### WHAT IS REQUIRED
Each entry is to be retyped exactly as it appears, and each image is to be dropped.

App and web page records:
=== Begin Enclosure ===

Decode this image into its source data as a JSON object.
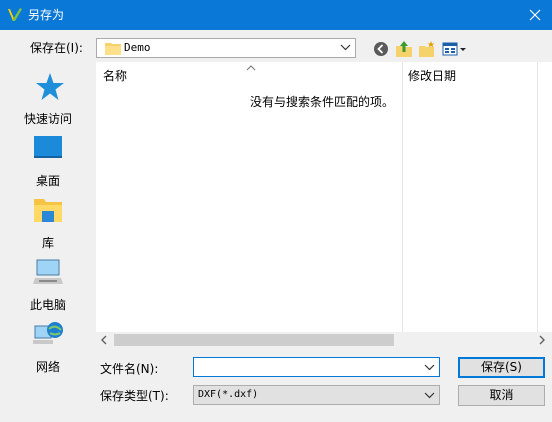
{
  "window": {
    "title": "另存为",
    "accent": "#0a78d7"
  },
  "toolbar": {
    "save_in_label": "保存在(I):",
    "location": "Demo",
    "icons": [
      "back-icon",
      "up-folder-icon",
      "new-folder-icon",
      "view-menu-icon"
    ]
  },
  "places": [
    {
      "label": "快速访问",
      "icon": "quick-access-icon"
    },
    {
      "label": "桌面",
      "icon": "desktop-icon"
    },
    {
      "label": "库",
      "icon": "library-icon"
    },
    {
      "label": "此电脑",
      "icon": "this-pc-icon"
    },
    {
      "label": "网络",
      "icon": "network-icon"
    }
  ],
  "file_list": {
    "columns": [
      "名称",
      "修改日期"
    ],
    "empty_message": "没有与搜索条件匹配的项。"
  },
  "form": {
    "filename_label": "文件名(N):",
    "filename_value": "",
    "filetype_label": "保存类型(T):",
    "filetype_value": "DXF(*.dxf)"
  },
  "buttons": {
    "save": "保存(S)",
    "cancel": "取消"
  }
}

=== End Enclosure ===

### SOLUTION BELOW
Decode this image into its source data as a JSON object.
{
  "window": {
    "title": "另存为",
    "accent": "#0a78d7"
  },
  "toolbar": {
    "save_in_label": "保存在(I):",
    "location": "Demo",
    "icons": [
      "back-icon",
      "up-folder-icon",
      "new-folder-icon",
      "view-menu-icon"
    ]
  },
  "places": [
    {
      "label": "快速访问",
      "icon": "quick-access-icon"
    },
    {
      "label": "桌面",
      "icon": "desktop-icon"
    },
    {
      "label": "库",
      "icon": "library-icon"
    },
    {
      "label": "此电脑",
      "icon": "this-pc-icon"
    },
    {
      "label": "网络",
      "icon": "network-icon"
    }
  ],
  "file_list": {
    "columns": [
      "名称",
      "修改日期"
    ],
    "empty_message": "没有与搜索条件匹配的项。"
  },
  "form": {
    "filename_label": "文件名(N):",
    "filename_value": "",
    "filetype_label": "保存类型(T):",
    "filetype_value": "DXF(*.dxf)"
  },
  "buttons": {
    "save": "保存(S)",
    "cancel": "取消"
  }
}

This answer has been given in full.